Node-RED, the "link out" and "link in" nodes
With the "link in" and "link out" nodes, you can connect and exchange data between nodes that belong to different flows.
You already know how to exchange data between nodes that belong to different flows using global variables. The "link out" and "link in" nodes provide you with an alternative method to do the same. These nodes are easy to set up, and especially useful if you simply want to share data from one node directly to another.
You will find the "link in" and "link out" nodes in the common group of the left toolbar.
Setup the "link out" and "link in" nodes
To demonstrate how "link out" and "link in" works, we'll use the familiar flow from the previous few articles as our basis.
Here's a slightly modified version of the flow. Notice that I have added a new output in the function node, which I have connected to a link "out node".
Don't worry about configuring the "link out" node yet; it's best to do this after you have added the "link in" node.
Create a new flow, and create a simple flow with a "link in" and "debug" nodes, like this:
Double-click on the "link in" node to see it's properties.
In the "Name" field, type in "Link in 1" or something reasonable. This name will appear in the "link out" properties so that you can easily select the target of the "link out" node. The properties for the "link in" node look like this:
Notice that the "link out" node is listed under the name field. Because our "link out" node does not have a name yet, Node-RED is showing the node ID. When you assign a name to the "link out" node, you will see the name in this list, instead of the node ID.
Continue with the flow that contains the "link out" node.
Double-click on the "link out" node to see the properties pane, and set its name to "Link out node 1" or anything else you want. The "link out" properties will look like this:

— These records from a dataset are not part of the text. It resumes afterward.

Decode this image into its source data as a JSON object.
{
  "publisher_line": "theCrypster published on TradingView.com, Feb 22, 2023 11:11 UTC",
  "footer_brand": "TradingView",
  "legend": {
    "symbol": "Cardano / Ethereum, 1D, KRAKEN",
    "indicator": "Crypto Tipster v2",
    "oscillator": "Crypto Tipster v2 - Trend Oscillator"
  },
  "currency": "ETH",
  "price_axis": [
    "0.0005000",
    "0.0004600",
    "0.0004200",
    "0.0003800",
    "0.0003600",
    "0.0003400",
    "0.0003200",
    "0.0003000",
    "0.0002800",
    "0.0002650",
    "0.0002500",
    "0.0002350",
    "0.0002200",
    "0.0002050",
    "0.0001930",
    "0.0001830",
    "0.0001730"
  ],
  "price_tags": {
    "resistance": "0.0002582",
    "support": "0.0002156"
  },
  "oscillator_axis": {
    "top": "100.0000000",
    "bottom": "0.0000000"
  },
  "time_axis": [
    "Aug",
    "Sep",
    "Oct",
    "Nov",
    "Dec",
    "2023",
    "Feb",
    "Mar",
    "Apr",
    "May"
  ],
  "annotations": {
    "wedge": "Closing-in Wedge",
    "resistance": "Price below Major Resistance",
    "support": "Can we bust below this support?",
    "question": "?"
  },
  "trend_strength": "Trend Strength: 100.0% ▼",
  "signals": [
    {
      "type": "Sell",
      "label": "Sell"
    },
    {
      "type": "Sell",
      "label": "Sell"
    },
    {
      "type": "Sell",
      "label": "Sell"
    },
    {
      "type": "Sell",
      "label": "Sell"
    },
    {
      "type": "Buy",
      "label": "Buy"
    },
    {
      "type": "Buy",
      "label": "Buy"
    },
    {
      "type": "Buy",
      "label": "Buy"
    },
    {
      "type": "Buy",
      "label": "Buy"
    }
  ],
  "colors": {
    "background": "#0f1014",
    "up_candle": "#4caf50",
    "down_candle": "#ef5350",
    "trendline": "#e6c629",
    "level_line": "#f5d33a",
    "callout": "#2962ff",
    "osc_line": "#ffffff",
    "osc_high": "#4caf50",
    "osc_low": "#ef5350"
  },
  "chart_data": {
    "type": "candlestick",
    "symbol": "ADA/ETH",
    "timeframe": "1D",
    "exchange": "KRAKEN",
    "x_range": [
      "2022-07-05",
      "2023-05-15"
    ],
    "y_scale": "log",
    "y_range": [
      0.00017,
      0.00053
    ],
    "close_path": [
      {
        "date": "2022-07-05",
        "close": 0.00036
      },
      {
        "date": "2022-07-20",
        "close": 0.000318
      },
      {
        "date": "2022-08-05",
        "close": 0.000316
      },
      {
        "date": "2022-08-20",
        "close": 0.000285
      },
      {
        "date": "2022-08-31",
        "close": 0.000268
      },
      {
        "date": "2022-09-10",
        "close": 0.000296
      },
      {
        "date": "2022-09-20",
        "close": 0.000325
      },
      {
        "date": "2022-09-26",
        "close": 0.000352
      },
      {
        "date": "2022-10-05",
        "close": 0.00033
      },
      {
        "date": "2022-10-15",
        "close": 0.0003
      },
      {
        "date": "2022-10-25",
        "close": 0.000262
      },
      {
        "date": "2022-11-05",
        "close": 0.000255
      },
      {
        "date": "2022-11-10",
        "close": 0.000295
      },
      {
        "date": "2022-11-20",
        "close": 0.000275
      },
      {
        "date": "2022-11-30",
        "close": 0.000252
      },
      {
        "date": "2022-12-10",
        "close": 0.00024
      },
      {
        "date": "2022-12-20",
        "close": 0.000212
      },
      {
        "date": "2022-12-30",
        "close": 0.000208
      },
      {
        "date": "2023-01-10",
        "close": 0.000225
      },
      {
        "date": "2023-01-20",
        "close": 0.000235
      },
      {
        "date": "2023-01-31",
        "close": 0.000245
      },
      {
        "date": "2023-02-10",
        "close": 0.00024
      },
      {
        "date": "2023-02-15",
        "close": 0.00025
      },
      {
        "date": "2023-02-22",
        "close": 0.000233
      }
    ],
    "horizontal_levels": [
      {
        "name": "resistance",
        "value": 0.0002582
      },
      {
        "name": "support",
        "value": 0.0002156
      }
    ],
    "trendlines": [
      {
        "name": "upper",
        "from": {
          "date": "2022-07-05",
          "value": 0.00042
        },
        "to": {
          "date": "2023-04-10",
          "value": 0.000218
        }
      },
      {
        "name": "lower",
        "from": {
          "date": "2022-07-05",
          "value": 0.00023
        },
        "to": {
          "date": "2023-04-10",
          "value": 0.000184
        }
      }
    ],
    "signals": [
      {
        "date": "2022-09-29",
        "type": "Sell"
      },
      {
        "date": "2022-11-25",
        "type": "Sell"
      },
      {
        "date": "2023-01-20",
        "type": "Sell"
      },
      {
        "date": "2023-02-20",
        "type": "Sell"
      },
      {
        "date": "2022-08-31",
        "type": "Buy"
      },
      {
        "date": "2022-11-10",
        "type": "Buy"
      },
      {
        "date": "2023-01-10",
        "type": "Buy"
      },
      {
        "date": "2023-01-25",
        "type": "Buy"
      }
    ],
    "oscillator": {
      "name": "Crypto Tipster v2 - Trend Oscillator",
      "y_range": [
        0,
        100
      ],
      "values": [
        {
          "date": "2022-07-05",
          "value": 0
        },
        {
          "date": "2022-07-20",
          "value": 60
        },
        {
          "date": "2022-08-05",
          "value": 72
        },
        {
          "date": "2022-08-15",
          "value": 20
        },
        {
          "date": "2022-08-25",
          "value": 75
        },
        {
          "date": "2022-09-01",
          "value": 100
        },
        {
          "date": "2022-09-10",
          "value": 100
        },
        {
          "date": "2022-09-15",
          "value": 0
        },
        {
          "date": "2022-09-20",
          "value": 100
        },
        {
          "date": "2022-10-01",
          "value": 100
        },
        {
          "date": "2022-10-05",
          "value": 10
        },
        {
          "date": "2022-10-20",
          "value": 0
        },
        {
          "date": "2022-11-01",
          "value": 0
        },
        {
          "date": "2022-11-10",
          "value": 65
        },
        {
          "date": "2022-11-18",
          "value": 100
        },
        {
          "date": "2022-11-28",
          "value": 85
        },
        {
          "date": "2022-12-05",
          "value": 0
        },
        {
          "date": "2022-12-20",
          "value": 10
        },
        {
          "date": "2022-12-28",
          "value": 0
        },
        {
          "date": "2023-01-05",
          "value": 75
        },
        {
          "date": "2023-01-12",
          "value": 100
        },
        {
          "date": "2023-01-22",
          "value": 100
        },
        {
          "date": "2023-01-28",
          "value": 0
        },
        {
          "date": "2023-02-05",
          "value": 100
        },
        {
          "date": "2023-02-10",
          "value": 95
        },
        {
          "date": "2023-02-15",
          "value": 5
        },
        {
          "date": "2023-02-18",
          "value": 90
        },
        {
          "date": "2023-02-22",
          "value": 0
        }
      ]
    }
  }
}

You can see that the "link in 1" node is listed as a candidate node to which you can link this node. Any other "link in" nodes that you may have created across all flows will be listed here.
Select the "link in" node, and click on Done.
Before you deploy the changes, check on the name of the "link out" node as it appears in the "link in" node. Instead of the node ID, you now see the actual node name.
You can link "link out" and "link in" node from wither one.
Deploy the changes and then click on the "inject" node's button.
You will see this message in the debug tab:
Link-in and link-out provide an alternative way for data to be shared among nodes that belong to different flows.
Learn Node-RED and how to use it with the ESP32
This course will guide you through the construction of an automated control system. The deliverable is a Terrarium controller.
Along the way, you will learn a great deal about useful technologies such as the Node Red programming environment and MQTT.
Jump to another article
1. Introduction to Node-RED
2. Install Node-RED on the Raspberry Pi
6. Messages and Variables
7. The "complete" node
8. The "catch" node
9. The "link out" and "link in" nodes
10. The "switch" node
11. The "range" node
12. The "delay" node
13. The "trigger" node
14. The "RBE" (Report by Exception) node